Prop 215 is fairly liberal in its description of what marijuana can be recommended to treat, and I keep within the specifics as much as possible. Many of my psychiatric patients suffer from chronic pain, migraines, anorexia or arthritis, conditions which are mentioned in Prop 215 as indications for cannabis therapy. When it first passed, I gave a number of my patients written recommendations, on my prescription form.
As it became known throughout the community that I was one of the few MDs who was willing to provide this service, I was swamped with calls and visitors. Within a few months, I adopted a strict policy: I would only issue permits to people seeing me on a regular basis.
Some of the requests I received were highly suspicious. An elderly gentleman called from Sacramento. Two bikers stopped by on their way through town. A friend of a friend insisted he was told that I would provide marijuana. I wondered if some of these people were undercover agents; now I am sure they were. I still get such calls occasionally.
Although the whole process of review and sanctions has been extremely painful and expensive, I refused to be intimidated. I continue to make marijuana available to appropriate patients, and am very grateful to Tony Craver and Norm Vroman for their support and enlightened approach to Prop 215. We are fortunate, here in Mendocino county, that law enforcement understands the medicinal properties of the herb.
I especially want to thank Sheriff Craver for his letter of support, along with many of the local docs, pharmacists, and mental health professionals. My family has been wonderful throughout this ordeal, and my faith in Jesus has sustained me.
Marijuana promotes introspection and enables people to withstand psychic as well as physical pain.
As a psychiatrist, I find the use of marijuana to be a valuable adjunct to psychotherapy. It promotes introspection and enables people to withstand psychic as well as physical pain, the pain associated with traumatic memories, shame and guilt over wrongdoing, fear of persecution, etc. There it aids in integration of the personality. It also dampens aggression —many of my patients with impulse-control problems reach for a joint when they feel like becoming violent.
If more people in the US used marijuana, we might see through the lies of the politicians, renounce war, acknowledge our collective guilt towards native Americans and indigenous people in other lands, come to grips with the threat of nuclear weapons, global warming, and start being sensible. We might even give up our dependence on oil!
Perhaps this is a pipe dream. Still, there must be some reason why this innocent and useful herb is outlawed, while destructive chemicals like alcohol and nicotine are tolerated, even encouraged. The antidepressants and antipsychotics so widely used these days are psychically castrating. They promote weight gain, reduced sex drive, and complacency with the current state of affairs. Marijuana, on the other hand, promotes insight and a willingness to confront the powers that be. No wonder they are threatened by it!

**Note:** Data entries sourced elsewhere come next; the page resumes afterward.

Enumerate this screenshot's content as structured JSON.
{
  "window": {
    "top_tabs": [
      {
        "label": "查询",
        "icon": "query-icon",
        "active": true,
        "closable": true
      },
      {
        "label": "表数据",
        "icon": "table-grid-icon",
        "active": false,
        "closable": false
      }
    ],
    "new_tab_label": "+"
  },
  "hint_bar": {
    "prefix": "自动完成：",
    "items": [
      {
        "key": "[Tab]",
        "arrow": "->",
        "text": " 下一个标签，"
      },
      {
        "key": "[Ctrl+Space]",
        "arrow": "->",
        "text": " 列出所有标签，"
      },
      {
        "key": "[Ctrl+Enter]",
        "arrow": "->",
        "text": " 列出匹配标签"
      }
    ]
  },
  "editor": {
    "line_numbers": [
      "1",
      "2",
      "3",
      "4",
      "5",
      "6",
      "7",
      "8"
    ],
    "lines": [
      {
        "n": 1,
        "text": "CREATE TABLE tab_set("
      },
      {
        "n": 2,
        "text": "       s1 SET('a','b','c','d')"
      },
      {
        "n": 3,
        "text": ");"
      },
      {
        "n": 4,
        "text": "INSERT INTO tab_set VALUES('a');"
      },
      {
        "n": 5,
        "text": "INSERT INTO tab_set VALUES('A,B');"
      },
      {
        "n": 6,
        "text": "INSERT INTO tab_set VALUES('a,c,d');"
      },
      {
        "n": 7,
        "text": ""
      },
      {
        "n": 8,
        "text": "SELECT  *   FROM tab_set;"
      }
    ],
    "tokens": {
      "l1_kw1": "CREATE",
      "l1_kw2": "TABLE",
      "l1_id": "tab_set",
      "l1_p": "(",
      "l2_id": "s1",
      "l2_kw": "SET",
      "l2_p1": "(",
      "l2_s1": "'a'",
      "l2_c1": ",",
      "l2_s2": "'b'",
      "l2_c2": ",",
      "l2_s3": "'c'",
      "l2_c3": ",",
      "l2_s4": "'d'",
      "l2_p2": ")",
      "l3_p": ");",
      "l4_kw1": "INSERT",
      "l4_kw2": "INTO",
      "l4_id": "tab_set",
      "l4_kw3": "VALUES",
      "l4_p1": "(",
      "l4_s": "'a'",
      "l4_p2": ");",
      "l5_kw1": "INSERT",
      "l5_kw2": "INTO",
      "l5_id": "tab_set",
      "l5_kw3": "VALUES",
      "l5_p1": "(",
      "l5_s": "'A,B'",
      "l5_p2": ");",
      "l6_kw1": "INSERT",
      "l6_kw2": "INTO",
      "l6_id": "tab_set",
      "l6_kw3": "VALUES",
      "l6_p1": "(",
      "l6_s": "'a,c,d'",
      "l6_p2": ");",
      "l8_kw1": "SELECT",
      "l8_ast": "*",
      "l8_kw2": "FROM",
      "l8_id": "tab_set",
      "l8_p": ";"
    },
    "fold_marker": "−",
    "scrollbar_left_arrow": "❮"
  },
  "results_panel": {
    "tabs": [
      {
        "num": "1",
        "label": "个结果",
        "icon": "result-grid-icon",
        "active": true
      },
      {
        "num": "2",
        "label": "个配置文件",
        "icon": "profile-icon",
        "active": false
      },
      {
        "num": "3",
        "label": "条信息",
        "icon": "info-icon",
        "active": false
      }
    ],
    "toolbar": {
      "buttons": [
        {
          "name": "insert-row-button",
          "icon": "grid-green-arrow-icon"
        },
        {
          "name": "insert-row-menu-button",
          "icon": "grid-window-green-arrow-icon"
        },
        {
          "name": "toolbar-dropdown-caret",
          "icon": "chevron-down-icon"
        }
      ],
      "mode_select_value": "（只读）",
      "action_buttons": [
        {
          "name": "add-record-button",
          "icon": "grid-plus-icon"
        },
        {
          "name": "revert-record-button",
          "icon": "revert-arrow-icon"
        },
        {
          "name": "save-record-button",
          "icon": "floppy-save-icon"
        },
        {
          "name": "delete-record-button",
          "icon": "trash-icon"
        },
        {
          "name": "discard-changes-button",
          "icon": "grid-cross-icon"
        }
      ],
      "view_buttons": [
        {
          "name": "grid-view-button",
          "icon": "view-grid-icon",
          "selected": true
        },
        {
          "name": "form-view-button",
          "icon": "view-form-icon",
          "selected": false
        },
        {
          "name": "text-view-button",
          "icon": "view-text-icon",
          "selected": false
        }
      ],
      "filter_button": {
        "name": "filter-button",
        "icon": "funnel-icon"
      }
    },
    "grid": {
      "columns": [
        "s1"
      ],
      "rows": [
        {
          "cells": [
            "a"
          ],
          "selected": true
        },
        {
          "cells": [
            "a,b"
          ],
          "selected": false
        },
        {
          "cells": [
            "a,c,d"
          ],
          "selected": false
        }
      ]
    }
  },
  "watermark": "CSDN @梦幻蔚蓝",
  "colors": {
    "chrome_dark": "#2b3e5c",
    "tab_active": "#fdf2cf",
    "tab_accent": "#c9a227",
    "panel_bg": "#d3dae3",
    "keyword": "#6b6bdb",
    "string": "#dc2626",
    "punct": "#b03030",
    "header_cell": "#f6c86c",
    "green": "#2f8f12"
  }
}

It is high time I spoke out to defend the right of doctors to recommend medical marijuana without fear of indirect retribution, not covered by court decisions, such as we on this panel have experienced. This herb should be widely available. It is cheap, efficacious for many ills both physican and mental, and has fewer short and longterm side effects than many pharmaceuticals. There should be a Prop 215 in every state, and every physician should feel free to implement it.